- **Problem details**: From the entries that follow, copy every line with the word "marble".

:: Data in this exercise ::

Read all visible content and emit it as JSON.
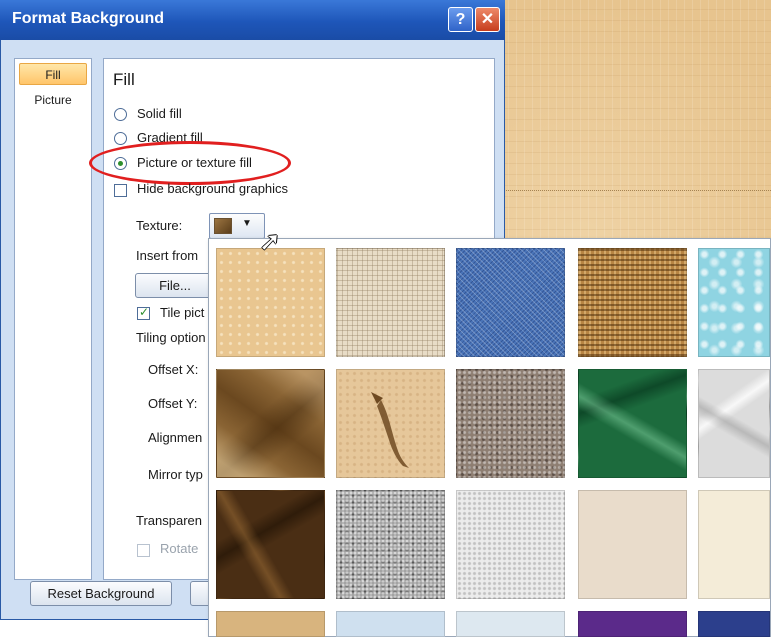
{
  "dialog": {
    "title": "Format Background",
    "help_label": "?",
    "close_label": "✕"
  },
  "nav": {
    "items": [
      {
        "label": "Fill",
        "selected": true
      },
      {
        "label": "Picture",
        "selected": false
      }
    ]
  },
  "fill": {
    "heading": "Fill",
    "options": [
      {
        "label": "Solid fill",
        "selected": false
      },
      {
        "label": "Gradient fill",
        "selected": false
      },
      {
        "label": "Picture or texture fill",
        "selected": true
      }
    ],
    "hide_background_graphics": {
      "label": "Hide background graphics",
      "checked": false
    },
    "texture_label": "Texture:",
    "insert_from_label": "Insert from",
    "file_button": "File...",
    "tile_picture": {
      "label": "Tile pict",
      "checked": true
    },
    "tiling_options_label": "Tiling option",
    "offset_x_label": "Offset X:",
    "offset_y_label": "Offset Y:",
    "alignment_label": "Alignmen",
    "mirror_type_label": "Mirror typ",
    "transparency_label": "Transparen",
    "rotate_label": "Rotate",
    "rotate_checked": false
  },
  "footer": {
    "reset_button": "Reset Background"
  },
  "gallery": {
    "icon": "texture-swatch-icon",
    "textures": [
      "sand",
      "burlap",
      "denim",
      "woven-mat",
      "water-droplets",
      "paper-bag",
      "fish-fossil",
      "granite",
      "green-marble",
      "white-marble",
      "brown-marble",
      "gray-granite",
      "white-granite",
      "parchment",
      "cream"
    ]
  },
  "colors": {
    "title_bar": "#1e56b9",
    "highlight": "#e11f1f",
    "slide_texture": "#e7c48e"
  }
}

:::

- **Solution to the exercise**:
      "green-marble",
      "white-marble",
      "brown-marble",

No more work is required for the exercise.